**WHAT TO DO**:
Return the complete listing that follows, with each line reproduced exactly.

**SUPPLIED MATERIAL**:
=-=-=-=-=

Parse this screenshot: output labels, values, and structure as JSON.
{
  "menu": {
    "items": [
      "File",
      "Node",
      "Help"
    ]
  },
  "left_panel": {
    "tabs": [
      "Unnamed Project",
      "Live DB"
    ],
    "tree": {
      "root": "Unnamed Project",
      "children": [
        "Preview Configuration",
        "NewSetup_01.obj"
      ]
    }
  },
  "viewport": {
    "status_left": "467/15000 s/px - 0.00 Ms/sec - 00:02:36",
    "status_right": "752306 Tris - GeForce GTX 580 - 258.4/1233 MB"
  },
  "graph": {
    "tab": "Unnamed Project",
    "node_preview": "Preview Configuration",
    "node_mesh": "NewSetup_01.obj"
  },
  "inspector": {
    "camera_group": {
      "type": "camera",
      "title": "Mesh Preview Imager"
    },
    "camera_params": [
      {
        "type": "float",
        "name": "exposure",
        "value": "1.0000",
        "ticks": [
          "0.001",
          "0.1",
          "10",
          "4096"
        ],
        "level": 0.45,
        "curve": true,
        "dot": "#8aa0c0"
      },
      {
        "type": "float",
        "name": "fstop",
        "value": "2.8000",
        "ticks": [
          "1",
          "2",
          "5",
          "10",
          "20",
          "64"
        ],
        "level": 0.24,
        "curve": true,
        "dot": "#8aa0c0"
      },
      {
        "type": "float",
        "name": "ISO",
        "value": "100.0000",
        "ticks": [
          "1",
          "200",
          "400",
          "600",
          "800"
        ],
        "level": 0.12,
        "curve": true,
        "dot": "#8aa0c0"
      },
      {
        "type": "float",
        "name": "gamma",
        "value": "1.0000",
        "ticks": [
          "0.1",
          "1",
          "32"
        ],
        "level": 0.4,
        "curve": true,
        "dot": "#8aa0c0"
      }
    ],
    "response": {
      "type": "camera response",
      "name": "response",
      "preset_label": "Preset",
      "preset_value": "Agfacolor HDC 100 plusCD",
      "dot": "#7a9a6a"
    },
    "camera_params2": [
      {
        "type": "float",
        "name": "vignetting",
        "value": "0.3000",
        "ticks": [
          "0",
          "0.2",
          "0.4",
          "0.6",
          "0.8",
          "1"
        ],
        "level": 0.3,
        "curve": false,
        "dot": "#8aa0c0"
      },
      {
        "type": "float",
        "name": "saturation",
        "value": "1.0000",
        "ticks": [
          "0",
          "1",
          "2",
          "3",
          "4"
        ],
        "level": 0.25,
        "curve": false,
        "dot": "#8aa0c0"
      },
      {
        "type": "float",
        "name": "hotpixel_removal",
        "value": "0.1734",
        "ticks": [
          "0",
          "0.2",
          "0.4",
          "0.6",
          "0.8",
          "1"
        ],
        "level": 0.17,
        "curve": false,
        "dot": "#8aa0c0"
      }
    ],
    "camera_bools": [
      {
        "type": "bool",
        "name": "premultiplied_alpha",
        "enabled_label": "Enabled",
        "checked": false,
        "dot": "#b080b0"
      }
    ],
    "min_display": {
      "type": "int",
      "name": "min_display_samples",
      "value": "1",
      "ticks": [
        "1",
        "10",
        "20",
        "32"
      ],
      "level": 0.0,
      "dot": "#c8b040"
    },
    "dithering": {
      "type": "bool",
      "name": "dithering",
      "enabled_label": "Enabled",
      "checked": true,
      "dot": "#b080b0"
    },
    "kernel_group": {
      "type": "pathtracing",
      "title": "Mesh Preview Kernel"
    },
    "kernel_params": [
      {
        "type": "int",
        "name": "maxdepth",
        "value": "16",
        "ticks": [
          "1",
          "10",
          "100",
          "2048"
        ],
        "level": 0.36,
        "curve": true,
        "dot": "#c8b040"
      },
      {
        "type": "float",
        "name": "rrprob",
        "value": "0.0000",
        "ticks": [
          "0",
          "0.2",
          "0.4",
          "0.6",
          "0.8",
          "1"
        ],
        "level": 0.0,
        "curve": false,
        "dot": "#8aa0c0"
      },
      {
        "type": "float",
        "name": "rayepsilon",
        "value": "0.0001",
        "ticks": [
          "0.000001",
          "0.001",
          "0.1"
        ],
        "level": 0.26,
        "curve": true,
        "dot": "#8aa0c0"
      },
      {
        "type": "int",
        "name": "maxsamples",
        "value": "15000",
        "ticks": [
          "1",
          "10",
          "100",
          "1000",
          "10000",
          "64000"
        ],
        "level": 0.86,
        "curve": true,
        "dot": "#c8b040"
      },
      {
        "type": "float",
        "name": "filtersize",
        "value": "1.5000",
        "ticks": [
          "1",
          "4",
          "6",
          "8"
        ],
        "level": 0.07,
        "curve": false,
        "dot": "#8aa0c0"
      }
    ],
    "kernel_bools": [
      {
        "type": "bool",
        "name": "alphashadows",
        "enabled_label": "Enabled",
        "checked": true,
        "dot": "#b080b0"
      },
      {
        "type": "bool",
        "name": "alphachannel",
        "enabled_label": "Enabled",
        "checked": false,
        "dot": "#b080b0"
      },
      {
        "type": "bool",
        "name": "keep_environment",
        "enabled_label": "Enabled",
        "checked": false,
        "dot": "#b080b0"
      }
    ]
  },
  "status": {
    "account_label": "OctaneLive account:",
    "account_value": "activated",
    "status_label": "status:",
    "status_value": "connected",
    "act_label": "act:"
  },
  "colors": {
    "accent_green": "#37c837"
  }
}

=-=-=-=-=

**OUTPUT BELOW**:
Parse this screenshot: output labels, values, and structure as JSON.
{
  "menu": {
    "items": [
      "File",
      "Node",
      "Help"
    ]
  },
  "left_panel": {
    "tabs": [
      "Unnamed Project",
      "Live DB"
    ],
    "tree": {
      "root": "Unnamed Project",
      "children": [
        "Preview Configuration",
        "NewSetup_01.obj"
      ]
    }
  },
  "viewport": {
    "status_left": "467/15000 s/px - 0.00 Ms/sec - 00:02:36",
    "status_right": "752306 Tris - GeForce GTX 580 - 258.4/1233 MB"
  },
  "graph": {
    "tab": "Unnamed Project",
    "node_preview": "Preview Configuration",
    "node_mesh": "NewSetup_01.obj"
  },
  "inspector": {
    "camera_group": {
      "type": "camera",
      "title": "Mesh Preview Imager"
    },
    "camera_params": [
      {
        "type": "float",
        "name": "exposure",
        "value": "1.0000",
        "ticks": [
          "0.001",
          "0.1",
          "10",
          "4096"
        ],
        "level": 0.45,
        "curve": true,
        "dot": "#8aa0c0"
      },
      {
        "type": "float",
        "name": "fstop",
        "value": "2.8000",
        "ticks": [
          "1",
          "2",
          "5",
          "10",
          "20",
          "64"
        ],
        "level": 0.24,
        "curve": true,
        "dot": "#8aa0c0"
      },
      {
        "type": "float",
        "name": "ISO",
        "value": "100.0000",
        "ticks": [
          "1",
          "200",
          "400",
          "600",
          "800"
        ],
        "level": 0.12,
        "curve": true,
        "dot": "#8aa0c0"
      },
      {
        "type": "float",
        "name": "gamma",
        "value": "1.0000",
        "ticks": [
          "0.1",
          "1",
          "32"
        ],
        "level": 0.4,
        "curve": true,
        "dot": "#8aa0c0"
      }
    ],
    "response": {
      "type": "camera response",
      "name": "response",
      "preset_label": "Preset",
      "preset_value": "Agfacolor HDC 100 plusCD",
      "dot": "#7a9a6a"
    },
    "camera_params2": [
      {
        "type": "float",
        "name": "vignetting",
        "value": "0.3000",
        "ticks": [
          "0",
          "0.2",
          "0.4",
          "0.6",
          "0.8",
          "1"
        ],
        "level": 0.3,
        "curve": false,
        "dot": "#8aa0c0"
      },
      {
        "type": "float",
        "name": "saturation",
        "value": "1.0000",
        "ticks": [
          "0",
          "1",
          "2",
          "3",
          "4"
        ],
        "level": 0.25,
        "curve": false,
        "dot": "#8aa0c0"
      },
      {
        "type": "float",
        "name": "hotpixel_removal",
        "value": "0.1734",
        "ticks": [
          "0",
          "0.2",
          "0.4",
          "0.6",
          "0.8",
          "1"
        ],
        "level": 0.17,
        "curve": false,
        "dot": "#8aa0c0"
      }
    ],
    "camera_bools": [
      {
        "type": "bool",
        "name": "premultiplied_alpha",
        "enabled_label": "Enabled",
        "checked": false,
        "dot": "#b080b0"
      }
    ],
    "min_display": {
      "type": "int",
      "name": "min_display_samples",
      "value": "1",
      "ticks": [
        "1",
        "10",
        "20",
        "32"
      ],
      "level": 0.0,
      "dot": "#c8b040"
    },
    "dithering": {
      "type": "bool",
      "name": "dithering",
      "enabled_label": "Enabled",
      "checked": true,
      "dot": "#b080b0"
    },
    "kernel_group": {
      "type": "pathtracing",
      "title": "Mesh Preview Kernel"
    },
    "kernel_params": [
      {
        "type": "int",
        "name": "maxdepth",
        "value": "16",
        "ticks": [
          "1",
          "10",
          "100",
          "2048"
        ],
        "level": 0.36,
        "curve": true,
        "dot": "#c8b040"
      },
      {
        "type": "float",
        "name": "rrprob",
        "value": "0.0000",
        "ticks": [
          "0",
          "0.2",
          "0.4",
          "0.6",
          "0.8",
          "1"
        ],
        "level": 0.0,
        "curve": false,
        "dot": "#8aa0c0"
      },
      {
        "type": "float",
        "name": "rayepsilon",
        "value": "0.0001",
        "ticks": [
          "0.000001",
          "0.001",
          "0.1"
        ],
        "level": 0.26,
        "curve": true,
        "dot": "#8aa0c0"
      },
      {
        "type": "int",
        "name": "maxsamples",
        "value": "15000",
        "ticks": [
          "1",
          "10",
          "100",
          "1000",
          "10000",
          "64000"
        ],
        "level": 0.86,
        "curve": true,
        "dot": "#c8b040"
      },
      {
        "type": "float",
        "name": "filtersize",
        "value": "1.5000",
        "ticks": [
          "1",
          "4",
          "6",
          "8"
        ],
        "level": 0.07,
        "curve": false,
        "dot": "#8aa0c0"
      }
    ],
    "kernel_bools": [
      {
        "type": "bool",
        "name": "alphashadows",
        "enabled_label": "Enabled",
        "checked": true,
        "dot": "#b080b0"
      },
      {
        "type": "bool",
        "name": "alphachannel",
        "enabled_label": "Enabled",
        "checked": false,
        "dot": "#b080b0"
      },
      {
        "type": "bool",
        "name": "keep_environment",
        "enabled_label": "Enabled",
        "checked": false,
        "dot": "#b080b0"
      }
    ]
  },
  "status": {
    "account_label": "OctaneLive account:",
    "account_value": "activated",
    "status_label": "status:",
    "status_value": "connected",
    "act_label": "act:"
  },
  "colors": {
    "accent_green": "#37c837"
  }
}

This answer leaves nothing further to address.